In 2 Tim. 2:25 Paul instructs Timothy to stay away from stupid discussions, because they lead to quarrels, and the Lord’s servant must not be quarrelsome, but kind to everyone and able to teach, not resentful. Here it is: “opponents must be gently instructed, in the hope that God will grant them repentance, leading to the knowledge of truth” (v. 25, NIV). Arguments and much talk can lead to quarrels, but the church leader must avoid them.
Paul tells Titus to tell the Cretans to be subject to rulers and authorities, to be ready to do whatever is good, not slander no one, to be peaceable and considerate, and always to be gentle toward everyone (Tit. 3:1-2).

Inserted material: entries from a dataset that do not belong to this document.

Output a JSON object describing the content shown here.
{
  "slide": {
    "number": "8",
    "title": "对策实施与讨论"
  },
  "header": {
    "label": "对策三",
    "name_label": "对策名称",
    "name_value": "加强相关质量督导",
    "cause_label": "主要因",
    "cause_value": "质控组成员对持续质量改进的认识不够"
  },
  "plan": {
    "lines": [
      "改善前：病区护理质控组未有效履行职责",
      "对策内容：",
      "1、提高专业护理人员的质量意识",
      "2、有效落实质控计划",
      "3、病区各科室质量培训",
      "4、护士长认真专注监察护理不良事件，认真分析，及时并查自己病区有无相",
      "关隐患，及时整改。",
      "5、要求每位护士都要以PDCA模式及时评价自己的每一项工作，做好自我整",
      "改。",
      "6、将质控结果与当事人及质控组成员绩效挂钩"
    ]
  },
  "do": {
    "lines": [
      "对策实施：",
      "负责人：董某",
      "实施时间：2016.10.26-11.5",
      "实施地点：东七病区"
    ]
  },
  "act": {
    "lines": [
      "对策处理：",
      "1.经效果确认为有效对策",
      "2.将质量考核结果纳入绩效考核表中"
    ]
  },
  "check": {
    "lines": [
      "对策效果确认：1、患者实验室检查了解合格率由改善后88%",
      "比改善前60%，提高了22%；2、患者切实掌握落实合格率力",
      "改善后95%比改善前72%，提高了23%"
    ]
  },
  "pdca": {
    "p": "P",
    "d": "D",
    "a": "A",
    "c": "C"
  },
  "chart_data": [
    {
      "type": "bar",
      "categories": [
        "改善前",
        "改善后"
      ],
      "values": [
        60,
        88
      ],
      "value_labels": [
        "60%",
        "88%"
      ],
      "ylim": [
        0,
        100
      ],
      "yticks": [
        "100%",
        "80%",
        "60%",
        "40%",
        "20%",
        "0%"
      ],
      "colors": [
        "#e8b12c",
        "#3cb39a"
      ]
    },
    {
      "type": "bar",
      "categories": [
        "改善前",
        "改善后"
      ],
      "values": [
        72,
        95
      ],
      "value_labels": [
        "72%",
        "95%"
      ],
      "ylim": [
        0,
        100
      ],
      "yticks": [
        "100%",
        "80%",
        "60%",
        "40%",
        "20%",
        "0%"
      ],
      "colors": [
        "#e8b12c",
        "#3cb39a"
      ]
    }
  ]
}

James uses praütēs twice. We should humbly accept the Word planted in you, which can save you (1:21). “Who is wise and understanding among you? Out of his fine conduct let him show his works in the gentleness of wisdom” (Jas. 3:13, my translation). Or it could read “gentleness that comes from wisdom.” So wisdom and gentleness go together, and so does right conduct or the right way of life.
Finally Peter exhorts his readers in the Christian communities to always be ready to give a defense to anyone who asks about the reason we have hope. We are to do this with gentleness and respect (1 Pet. 3:15). Are we ready to explain the gospel to anyone who asks, “Why do you have so much hope?” If so, let’s explain it with gentleness and respect.
So how does this post help me grow in Christ?
Sometimes I get the impression that Paul or Peter showed much gentleness. When Paul had to discipline the church, gentleness sometimes seemed to have vanished. Is that true? Just because gentleness had to be placed in the back seat does not mean he was harsh or overbearing. He exercised his apostolic authority with stern discipline. He was a tame yet rambunctious horse under the control of his Master. Remember when Jesus overturned the money tables (Matt. 21:12-13)? When Peter stood before the Sanhedrin, he had to present the gospel and fulfilled Messianic prophecy (Acts 4:1-22). He was bold, but gentleness and boldness are not opposites. They are complementary and go together.
Finally, as noted in the other posts in this series, the fruit of the Spirit should flow out of you, like grapes grow from the branches that are connected to the vine (John 15:1-8). Some teachers say that fruit comes from the vine without effort, and that’s true, but Jesus also said that every branch that does not bear fruit gets pruned, so that it may bear more (and better) fruit. The Father must prune you, or else your fruit will be substandard, sour maybe. Pruning can be painful, but it has to be done. The fruit of the Spirit needs his tending and divine management. Accept it from your loving Father; he knows what you need.
Only God can work in us the fruit of gentleness. And remember, gentleness is the picture of a horse under the control of his master. The horse can exhibit boldness and discipline and even ferocity as he goes into battle, as the circumstances call for, while having a gentle inner spirit.